--- START ---
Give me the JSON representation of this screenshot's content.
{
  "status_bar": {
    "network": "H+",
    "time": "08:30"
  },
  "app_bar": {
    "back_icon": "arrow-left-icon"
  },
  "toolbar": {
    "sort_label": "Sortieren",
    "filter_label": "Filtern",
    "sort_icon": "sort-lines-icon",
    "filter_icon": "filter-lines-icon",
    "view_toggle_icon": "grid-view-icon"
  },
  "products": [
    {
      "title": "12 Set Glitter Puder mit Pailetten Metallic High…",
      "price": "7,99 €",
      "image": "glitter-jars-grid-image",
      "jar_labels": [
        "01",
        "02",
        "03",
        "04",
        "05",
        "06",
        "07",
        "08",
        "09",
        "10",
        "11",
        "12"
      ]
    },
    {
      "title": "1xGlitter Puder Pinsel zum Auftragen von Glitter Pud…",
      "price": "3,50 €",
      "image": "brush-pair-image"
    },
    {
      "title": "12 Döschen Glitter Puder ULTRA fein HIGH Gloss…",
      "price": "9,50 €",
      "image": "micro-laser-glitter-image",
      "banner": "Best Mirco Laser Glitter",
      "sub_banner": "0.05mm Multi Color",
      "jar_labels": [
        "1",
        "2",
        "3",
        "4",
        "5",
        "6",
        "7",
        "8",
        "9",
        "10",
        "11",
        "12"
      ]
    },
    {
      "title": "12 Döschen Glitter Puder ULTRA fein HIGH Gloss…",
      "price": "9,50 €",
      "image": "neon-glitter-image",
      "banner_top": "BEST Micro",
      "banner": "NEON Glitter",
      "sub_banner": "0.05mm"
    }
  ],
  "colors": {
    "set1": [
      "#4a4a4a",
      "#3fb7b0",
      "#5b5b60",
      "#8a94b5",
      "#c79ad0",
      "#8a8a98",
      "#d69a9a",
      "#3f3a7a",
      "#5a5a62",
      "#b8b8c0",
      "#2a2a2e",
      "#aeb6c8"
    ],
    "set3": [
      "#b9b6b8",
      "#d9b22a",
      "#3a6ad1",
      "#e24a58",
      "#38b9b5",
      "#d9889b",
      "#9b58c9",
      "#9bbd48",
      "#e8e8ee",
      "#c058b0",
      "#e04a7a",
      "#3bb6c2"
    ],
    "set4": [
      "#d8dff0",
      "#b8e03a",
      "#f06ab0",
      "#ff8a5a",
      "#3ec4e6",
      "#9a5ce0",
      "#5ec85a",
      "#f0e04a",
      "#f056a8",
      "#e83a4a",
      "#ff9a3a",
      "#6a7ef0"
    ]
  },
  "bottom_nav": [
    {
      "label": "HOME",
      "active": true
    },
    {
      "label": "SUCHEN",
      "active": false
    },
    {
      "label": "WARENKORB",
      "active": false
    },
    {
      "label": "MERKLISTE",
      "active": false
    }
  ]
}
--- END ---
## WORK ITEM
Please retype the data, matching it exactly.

## WRITTEN SOLUTION
Give me the JSON representation of this screenshot's content.
{
  "status_bar": {
    "network": "H+",
    "time": "08:30"
  },
  "app_bar": {
    "back_icon": "arrow-left-icon"
  },
  "toolbar": {
    "sort_label": "Sortieren",
    "filter_label": "Filtern",
    "sort_icon": "sort-lines-icon",
    "filter_icon": "filter-lines-icon",
    "view_toggle_icon": "grid-view-icon"
  },
  "products": [
    {
      "title": "12 Set Glitter Puder mit Pailetten Metallic High…",
      "price": "7,99 €",
      "image": "glitter-jars-grid-image",
      "jar_labels": [
        "01",
        "02",
        "03",
        "04",
        "05",
        "06",
        "07",
        "08",
        "09",
        "10",
        "11",
        "12"
      ]
    },
    {
      "title": "1xGlitter Puder Pinsel zum Auftragen von Glitter Pud…",
      "price": "3,50 €",
      "image": "brush-pair-image"
    },
    {
      "title": "12 Döschen Glitter Puder ULTRA fein HIGH Gloss…",
      "price": "9,50 €",
      "image": "micro-laser-glitter-image",
      "banner": "Best Mirco Laser Glitter",
      "sub_banner": "0.05mm Multi Color",
      "jar_labels": [
        "1",
        "2",
        "3",
        "4",
        "5",
        "6",
        "7",
        "8",
        "9",
        "10",
        "11",
        "12"
      ]
    },
    {
      "title": "12 Döschen Glitter Puder ULTRA fein HIGH Gloss…",
      "price": "9,50 €",
      "image": "neon-glitter-image",
      "banner_top": "BEST Micro",
      "banner": "NEON Glitter",
      "sub_banner": "0.05mm"
    }
  ],
  "colors": {
    "set1": [
      "#4a4a4a",
      "#3fb7b0",
      "#5b5b60",
      "#8a94b5",
      "#c79ad0",
      "#8a8a98",
      "#d69a9a",
      "#3f3a7a",
      "#5a5a62",
      "#b8b8c0",
      "#2a2a2e",
      "#aeb6c8"
    ],
    "set3": [
      "#b9b6b8",
      "#d9b22a",
      "#3a6ad1",
      "#e24a58",
      "#38b9b5",
      "#d9889b",
      "#9b58c9",
      "#9bbd48",
      "#e8e8ee",
      "#c058b0",
      "#e04a7a",
      "#3bb6c2"
    ],
    "set4": [
      "#d8dff0",
      "#b8e03a",
      "#f06ab0",
      "#ff8a5a",
      "#3ec4e6",
      "#9a5ce0",
      "#5ec85a",
      "#f0e04a",
      "#f056a8",
      "#e83a4a",
      "#ff9a3a",
      "#6a7ef0"
    ]
  },
  "bottom_nav": [
    {
      "label": "HOME",
      "active": true
    },
    {
      "label": "SUCHEN",
      "active": false
    },
    {
      "label": "WARENKORB",
      "active": false
    },
    {
      "label": "MERKLISTE",
      "active": false
    }
  ]
}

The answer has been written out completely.